Volunteers meet for annual Earth Day clean up in Dimple Dell ParkMay 24, 2021 03:03PM ● By Heather Lawrence
Volunteers meet to help clean up Dimple Dell Park on April 24. (Joyce Walker/DDPC)
By Heather Lawrence | [email protected]
The fifth annual Earth Day cleanup of Dimple Dell recreation area was held April 24. The event was organized by the Dimple Dell Preservation Community, and 250 volunteers showed up on the windy and chilly Saturday to clean up the park.
“We weren’t sure how attendance would be and how people would still be feeling during the pandemic. Last year’s event was virtual. But we had such an outpouring of support from the community,” said Joyce Walker of the DDPC.

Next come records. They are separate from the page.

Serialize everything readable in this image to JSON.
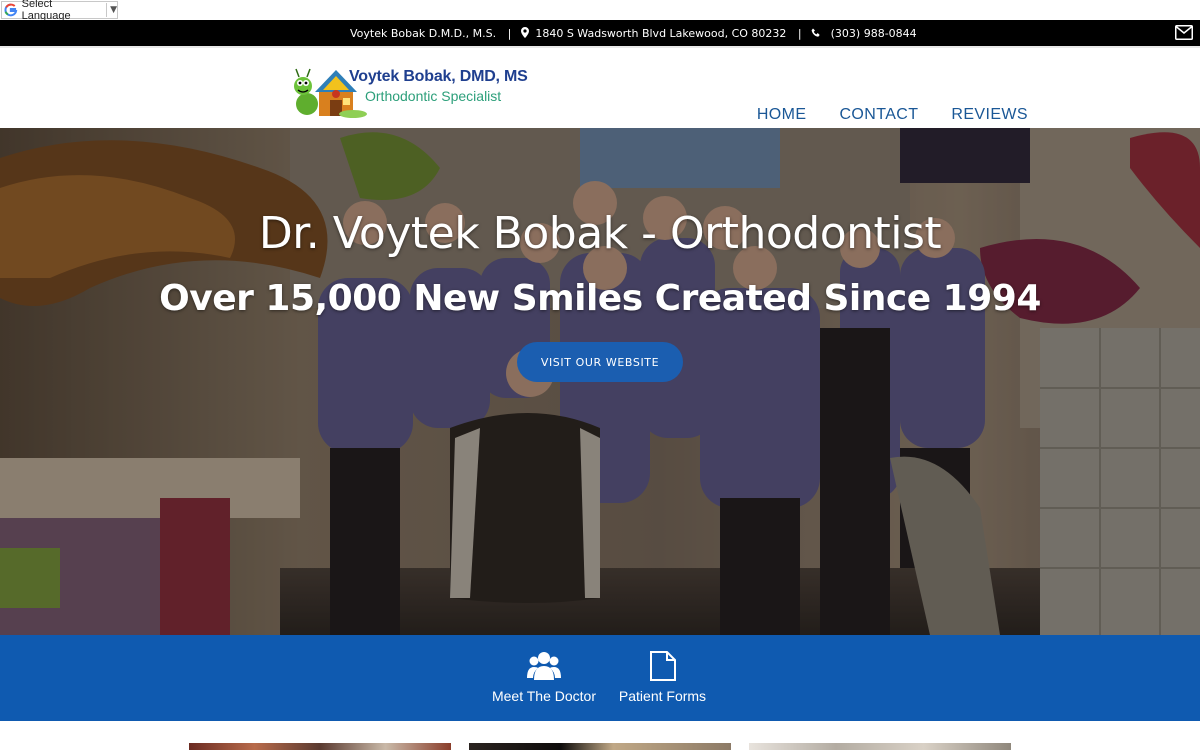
{
  "translate": {
    "label": "Select Language",
    "arrow": "▼"
  },
  "topbar": {
    "name": "Voytek Bobak D.M.D., M.S.",
    "separator": "|",
    "address": "1840 S Wadsworth Blvd  Lakewood,  CO  80232",
    "phone": "(303) 988-0844"
  },
  "logo": {
    "title": "Voytek Bobak, DMD, MS",
    "subtitle": "Orthodontic Specialist"
  },
  "nav": [
    {
      "label": "HOME"
    },
    {
      "label": "CONTACT"
    },
    {
      "label": "REVIEWS"
    }
  ],
  "hero": {
    "title": "Dr. Voytek Bobak - Orthodontist",
    "subtitle": "Over 15,000 New Smiles Created Since 1994",
    "button": "VISIT OUR WEBSITE"
  },
  "features": [
    {
      "label": "Meet The Doctor",
      "icon": "users-icon"
    },
    {
      "label": "Patient Forms",
      "icon": "document-icon"
    }
  ],
  "colors": {
    "primary_blue": "#0f5ab0",
    "nav_blue": "#1a5796",
    "logo_navy": "#1f3f8f",
    "logo_green": "#2c9f7a",
    "topbar_bg": "#000000"
  }
}
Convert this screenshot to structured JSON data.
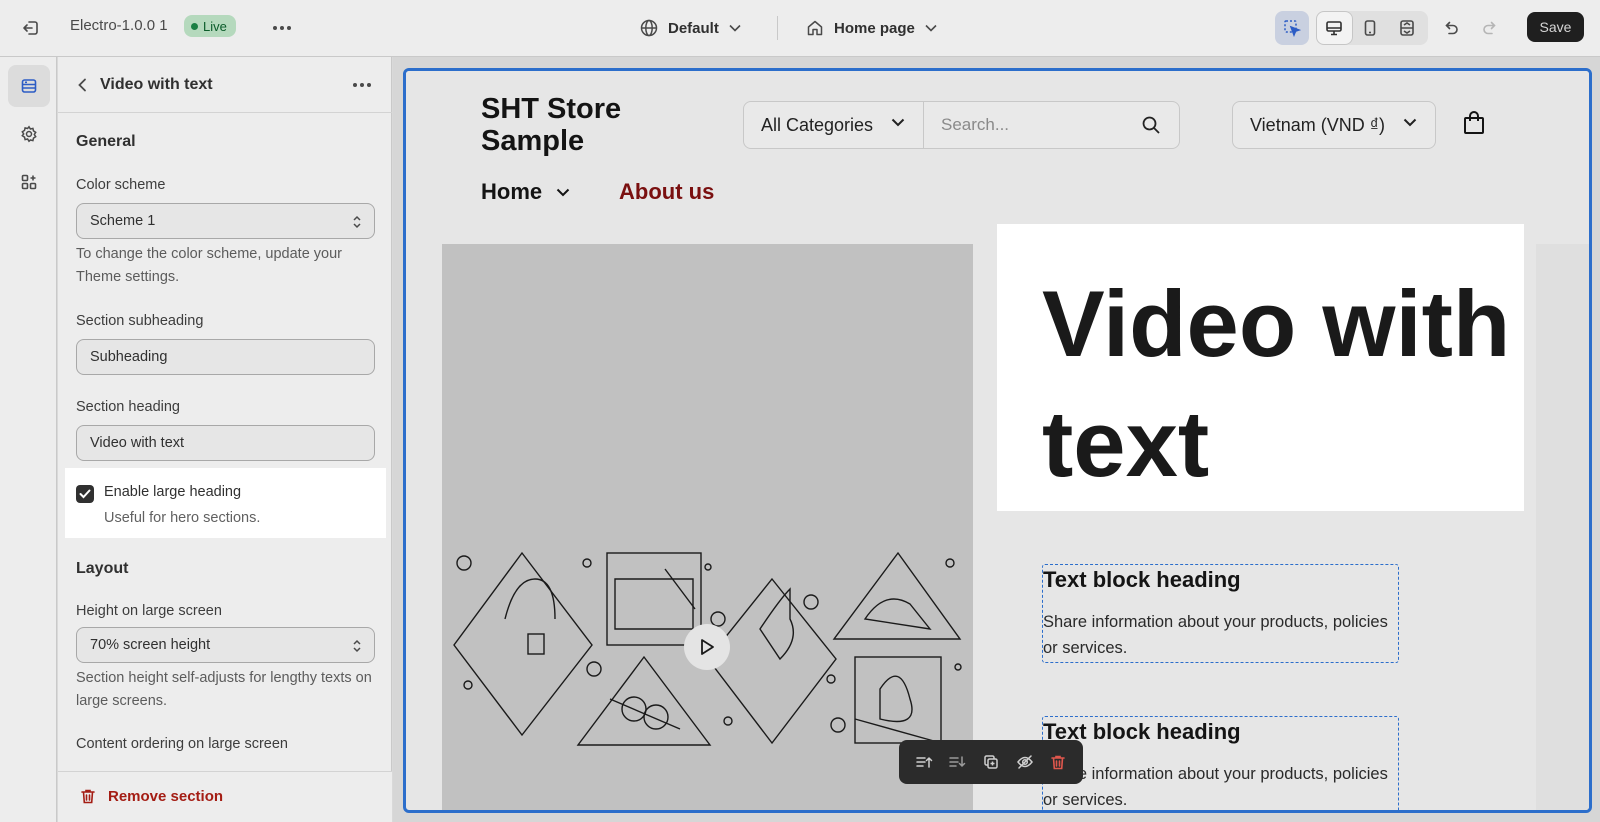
{
  "topbar": {
    "theme_name": "Electro-1.0.0 1",
    "live_label": "Live",
    "template_label": "Default",
    "page_label": "Home page",
    "save_label": "Save"
  },
  "panel": {
    "title": "Video with text",
    "general_title": "General",
    "color_scheme_label": "Color scheme",
    "color_scheme_value": "Scheme 1",
    "color_scheme_help": "To change the color scheme, update your Theme settings.",
    "subheading_label": "Section subheading",
    "subheading_value": "Subheading",
    "heading_label": "Section heading",
    "heading_value": "Video with text",
    "large_heading_label": "Enable large heading",
    "large_heading_help": "Useful for hero sections.",
    "large_heading_checked": true,
    "layout_title": "Layout",
    "height_label": "Height on large screen",
    "height_value": "70% screen height",
    "height_help": "Section height self-adjusts for lengthy texts on large screens.",
    "ordering_label": "Content ordering on large screen",
    "remove_label": "Remove section"
  },
  "preview": {
    "store_name": "SHT Store Sample",
    "category_select": "All Categories",
    "search_placeholder": "Search...",
    "currency": "Vietnam (VND ₫)",
    "nav_home": "Home",
    "nav_about": "About us",
    "heading": "Video with text",
    "text_blocks": [
      {
        "heading": "Text block heading",
        "body": "Share information about your products, policies or services."
      },
      {
        "heading": "Text block heading",
        "body": "Share information about your products, policies or services."
      }
    ]
  },
  "colors": {
    "accent_blue": "#2c6ecb",
    "live_green": "#1a7f43",
    "remove_red": "#a41d14",
    "about_red": "#7a1010"
  },
  "icons": [
    "exit-icon",
    "more-icon",
    "globe-icon",
    "home-icon",
    "chevron-down-icon",
    "inspector-icon",
    "desktop-icon",
    "mobile-icon",
    "fullwidth-icon",
    "undo-icon",
    "redo-icon",
    "sections-icon",
    "settings-icon",
    "apps-icon",
    "back-icon",
    "updown-icon",
    "check-icon",
    "trash-icon",
    "search-icon",
    "bag-icon",
    "play-icon"
  ]
}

Volunteers included residents, government employees, Girl Scouts, a Church of Jesus Christ of Latter-day Saints young men’s group and the Sandy City Police Explorers.
“Dimple Dell Regional Park covers a large area of the canyon. We started at the Wrangler Trailhead, which is near the Smith’s at 10401 S. 1300 East. Our main jobs that day were to haul out garbage and clear weeds and debris from winter,” Walker said.
Walker said that they hauled out thousands of bags of garbage at the 2019 cleanup event. She saw less garbage this year, which she believes means people are taking better care of the area throughout the year.
“It’s wonderful. I think that people are becoming far more aware of the treasure that Dimple Dell Park is. They’re treating it with far more respect. We’ve seen a decline in graffiti and noticed that people are removing more weeds,” Walker said.
The Dimple Dell recreation area is managed by Salt Lake County Parks and Recreation. Patrick Leary, associate director over outdoor parks, spaces and trails said it’s the largest regional and natural park in their care.
“The park is almost 672 acres, so it’s a massive job to keep that place in as good of shape as it can be for everyone, but obviously that’s the goal. I came at the tail end of the Earth Day event, and I want to say a big thank you to everyone who volunteered and the DDPC and Advisory Board,” Leary said.
Leary encourages people to be respectful of the park as a public space when they use it. “We’ve seen record numbers of people using our parks and open spaces. We do our best to keep the area in good shape, but we ask people to be respectful and responsible.
“Please clean up after your pets and be cognizant of other users or the park. We want to have the experience be as good as it can be for everyone,” Leary said. Leary also said that a full-time employee has recently been assigned to the park.
Dimple Dell has trails for walking, biking and equestrian use. Near 3000 East is the Muir-Poulsen Home, a historic house with an orchard in the yard. Efforts have been made recently to clean up and revitalize the orchard.
Sandy Police Explorers, a group of young people interested in law enforcement, were assigned to clean up trash and winter debris near the historic Muir-Poulsen house at the northeast area of the park.
“The Sandy Police Explorer Post 9550 and their advisors spent several hours assisting with the Dimple Dell Cleanup. The Explorer Post Cadets recognize that the Dimple Dell recreation area is a wonderful amenity in our city, and want to help keep it clean for citizens to enjoy,” said Sgt. Clayton Swensen of Sandy City Police.
Girl Scout Troop No. 2483, led by Audrey Maynard was one youth group that came to help out. Another group from the local Church of Jesus Christ of Latter-day Saints Eastdell Ward helped for about two hours earlier in the week. One of the teens in the group, Mark Ross, helped organize their effort.
“Our quorum leader was contacted by Joyce Walker asking for some cleanup help. We decided that it would be a good service opportunity for our weekday activity, so we went the Wednesday before the cleanup.
“There were three of us there clearing away dead branches from the orchard. I’ve been to the Dimple Dell area before, but not that part,” Ross said.
Ross said the work wasn’t too difficult, and he liked working on a project that was good for the whole community. “It’s a service project that doesn’t just affect one or two people; it’s in an area everyone can enjoy. It feels good knowing I helped make it usable for other people. It was pretty fun, so we might do it again,” Ross said.
Other volunteers cleared out Scottish thistle around the pond and stream. Representatives from Sandy Public Works had information on water conservancy. Walmart donated water, snacks and sunblock for the volunteers.
“It was a great community effort by so many people. So many good people in Sandy came out and gave a big part of their Saturday to be good citizen stewards,” Walker said.
If people are in the area and see anything that needs attention, Walker said a quick picture with a geo tag or pin and a private Facebook message to the DDPC helps them a lot. “Trash, large patches of invasive weeds or graffiti are all things we need to quickly take care of,” Walker said.
On occasion, people have also found animal traps, which are illegal, set in the area. Those should be called in immediately as they pose a danger to wildlife, pets and people.
“We so appreciate the countless hours that volunteers have given. We hope people will continue to enjoy the park, learn about its history and be good stewards,” Walker said.